As climate change effects escalate in Kenya, national and county level governments must coordinate to develop processes to support climate resilient development
Kenya has embarked on one of the fastest devolution processes in the world. Following the endorsement of the Constitution of Kenya in 2010, elections in 2013 created 47 new county governments. Several sectors and functions - previously under the jurisdiction of the national government - have been devolved to the new county governments. Climate change will have an impact on many of the devolved sectors - such as agriculture and tourism, at the same time, those sectors will equally impact climate change (by i.e. emitting greenhouse gases). While at the national level, the government has a crucial role to play in setting Kenya on a low carbon climate resilient pathway, many adaptation and mitigation actions will need to be taken at the local level. Is the climate change mandate clear and coordinated across the different levels of governance?
Key role for county governments in climate action

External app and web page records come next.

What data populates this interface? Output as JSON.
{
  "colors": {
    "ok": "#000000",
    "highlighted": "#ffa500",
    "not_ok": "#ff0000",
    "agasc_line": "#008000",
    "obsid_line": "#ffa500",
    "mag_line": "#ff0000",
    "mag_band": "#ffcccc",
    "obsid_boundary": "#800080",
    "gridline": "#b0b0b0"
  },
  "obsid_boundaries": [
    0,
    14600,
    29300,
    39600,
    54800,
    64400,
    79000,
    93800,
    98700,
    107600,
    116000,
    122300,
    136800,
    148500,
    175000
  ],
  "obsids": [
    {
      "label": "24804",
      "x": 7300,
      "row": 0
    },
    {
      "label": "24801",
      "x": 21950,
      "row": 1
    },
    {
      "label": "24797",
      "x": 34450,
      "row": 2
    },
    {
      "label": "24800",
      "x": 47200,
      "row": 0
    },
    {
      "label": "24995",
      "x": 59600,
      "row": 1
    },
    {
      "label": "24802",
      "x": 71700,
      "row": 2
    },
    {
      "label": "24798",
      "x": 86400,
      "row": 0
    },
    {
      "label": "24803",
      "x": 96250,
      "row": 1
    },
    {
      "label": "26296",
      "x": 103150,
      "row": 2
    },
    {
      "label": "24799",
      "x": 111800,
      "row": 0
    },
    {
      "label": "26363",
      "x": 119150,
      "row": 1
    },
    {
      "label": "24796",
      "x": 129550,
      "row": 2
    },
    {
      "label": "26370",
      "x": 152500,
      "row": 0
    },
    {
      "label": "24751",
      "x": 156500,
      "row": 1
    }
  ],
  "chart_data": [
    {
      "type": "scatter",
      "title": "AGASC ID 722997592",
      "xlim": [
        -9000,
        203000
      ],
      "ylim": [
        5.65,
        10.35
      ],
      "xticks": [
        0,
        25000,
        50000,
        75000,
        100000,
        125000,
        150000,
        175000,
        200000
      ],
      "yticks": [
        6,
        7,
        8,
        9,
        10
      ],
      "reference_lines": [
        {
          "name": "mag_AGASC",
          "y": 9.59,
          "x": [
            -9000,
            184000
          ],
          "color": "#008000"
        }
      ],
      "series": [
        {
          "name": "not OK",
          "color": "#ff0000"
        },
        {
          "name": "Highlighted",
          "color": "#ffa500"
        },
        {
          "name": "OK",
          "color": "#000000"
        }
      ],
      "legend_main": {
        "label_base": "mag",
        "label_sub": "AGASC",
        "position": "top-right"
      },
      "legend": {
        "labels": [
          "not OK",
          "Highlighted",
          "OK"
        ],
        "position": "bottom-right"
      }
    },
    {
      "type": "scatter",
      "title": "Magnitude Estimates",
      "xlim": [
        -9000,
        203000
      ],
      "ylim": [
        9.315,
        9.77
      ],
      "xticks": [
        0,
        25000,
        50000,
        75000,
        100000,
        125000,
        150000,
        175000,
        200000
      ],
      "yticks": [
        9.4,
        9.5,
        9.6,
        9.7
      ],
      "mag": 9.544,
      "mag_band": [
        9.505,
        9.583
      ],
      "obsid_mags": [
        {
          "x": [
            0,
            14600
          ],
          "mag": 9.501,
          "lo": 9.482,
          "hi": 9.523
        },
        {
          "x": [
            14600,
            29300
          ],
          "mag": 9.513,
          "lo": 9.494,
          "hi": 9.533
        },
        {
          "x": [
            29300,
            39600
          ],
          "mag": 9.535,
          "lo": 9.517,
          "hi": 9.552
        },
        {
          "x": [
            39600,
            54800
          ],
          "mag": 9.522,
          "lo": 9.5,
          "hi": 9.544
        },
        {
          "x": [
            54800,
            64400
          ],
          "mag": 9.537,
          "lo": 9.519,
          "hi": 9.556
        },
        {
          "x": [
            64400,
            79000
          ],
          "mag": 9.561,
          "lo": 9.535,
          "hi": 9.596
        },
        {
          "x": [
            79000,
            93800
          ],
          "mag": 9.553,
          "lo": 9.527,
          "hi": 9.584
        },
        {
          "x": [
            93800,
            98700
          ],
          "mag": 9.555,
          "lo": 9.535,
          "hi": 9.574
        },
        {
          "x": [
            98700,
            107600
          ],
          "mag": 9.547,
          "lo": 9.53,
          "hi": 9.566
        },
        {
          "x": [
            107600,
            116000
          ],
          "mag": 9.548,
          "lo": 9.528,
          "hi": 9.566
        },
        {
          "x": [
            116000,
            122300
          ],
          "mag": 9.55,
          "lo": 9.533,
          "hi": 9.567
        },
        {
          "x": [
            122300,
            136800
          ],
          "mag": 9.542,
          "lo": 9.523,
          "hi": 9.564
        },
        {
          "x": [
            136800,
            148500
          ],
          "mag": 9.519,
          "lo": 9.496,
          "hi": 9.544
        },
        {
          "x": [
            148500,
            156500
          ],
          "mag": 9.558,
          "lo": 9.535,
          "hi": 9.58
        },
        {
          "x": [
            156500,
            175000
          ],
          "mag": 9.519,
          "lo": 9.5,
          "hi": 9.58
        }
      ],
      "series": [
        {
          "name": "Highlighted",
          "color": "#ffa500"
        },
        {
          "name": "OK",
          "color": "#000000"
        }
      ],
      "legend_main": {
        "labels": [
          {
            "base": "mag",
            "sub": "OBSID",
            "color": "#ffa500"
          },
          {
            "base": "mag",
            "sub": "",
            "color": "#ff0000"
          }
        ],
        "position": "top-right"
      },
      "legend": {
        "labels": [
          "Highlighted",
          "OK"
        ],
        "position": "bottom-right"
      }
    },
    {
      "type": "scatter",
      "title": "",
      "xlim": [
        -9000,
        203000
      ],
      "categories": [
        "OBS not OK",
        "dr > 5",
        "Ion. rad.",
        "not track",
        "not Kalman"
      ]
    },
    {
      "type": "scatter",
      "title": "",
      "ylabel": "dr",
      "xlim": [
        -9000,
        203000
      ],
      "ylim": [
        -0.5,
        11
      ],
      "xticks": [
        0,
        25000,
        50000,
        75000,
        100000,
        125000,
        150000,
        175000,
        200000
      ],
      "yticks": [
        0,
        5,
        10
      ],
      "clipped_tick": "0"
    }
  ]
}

Under the Kenyan constitution, county governments have been granted the authority and responsibility to plan the development of their county according to local needs and priorities. County governments have the mandate to prepare County Integrated Development Plans (CIDPs), as the basis for their planning and budgeting process.
The need for climate change planning is also recognised in several policies and documents including the National Climate Change Response Strategy (NCCRS) 2010 and the National Climate Change Action Plan (NCCAP) 2013. Including climate change planning and budgeting in county CIDPs is a responsibility of county governments.
Climate change agenda remains a challenge for county governments
Titus Wame, project officer at ILEG – implementing partner of the V-LED project in Kenya V-LED project in Kenya – relates in an interview that the climate change agenda is still a challenge for county governments as roles and responsibilities remain unclear:
“We have a problem with coordination between county and national government level. At the county government level, they need to take up the initiative because they have functions in terms of developing policies and bills at the county level that integrate climate change" (Titus Wamae, project officer at ILEG).
How can V-LED drive climate action in Kenya?
Moving towards a low-carbon climate resilient pathways will require people with climate change skills and knowledge. In Kwale county, V-LED is collaborating with the county government to build capacities for local climate planning and action.
“In Kenya, the overall goal of the V-LED project is to link: community actions, county government and the national government – to provide that coordination, and to strengthen the subnational level – in our case the county level. Strengthen the capacities of the county government to develop plans that integrate climate change and link these to the national priorities and targets” (Titus Wamae, project officer at ILEG).
Civil society organisations will also have a key role to play in climate change mitigation and adaptation in Kwale County. The devolution process allows them greater participation in the budgeting and planning process of their county. V-LED is working closely with CSOs and local communities and will train them to develop proposals for bankable mitigation initiatives. A key grassroots stakeholder who is supporting the V-LED project in the county is the Kwale County Natural Resource Network (KCNRN).
The network, formed in 2011, brings together 58 civil society organisations to promote the sustainable management of natural resources in Kwale. The network mobilises communities to play an active role in the formulation of policies and legislations: “we are empowering the citizens of Kwale to participate in policy and budget making processes, (…) for their voices to be heard during planning sessions” (Mohamed Ali, coordinator of KCNRN).
Learn more about the activities of the network and the environmental challenges it tackles in Kwale, in the interview with Mohammed Ali, Coordinator of the Kwale County Natural Resource Network (KCNRN).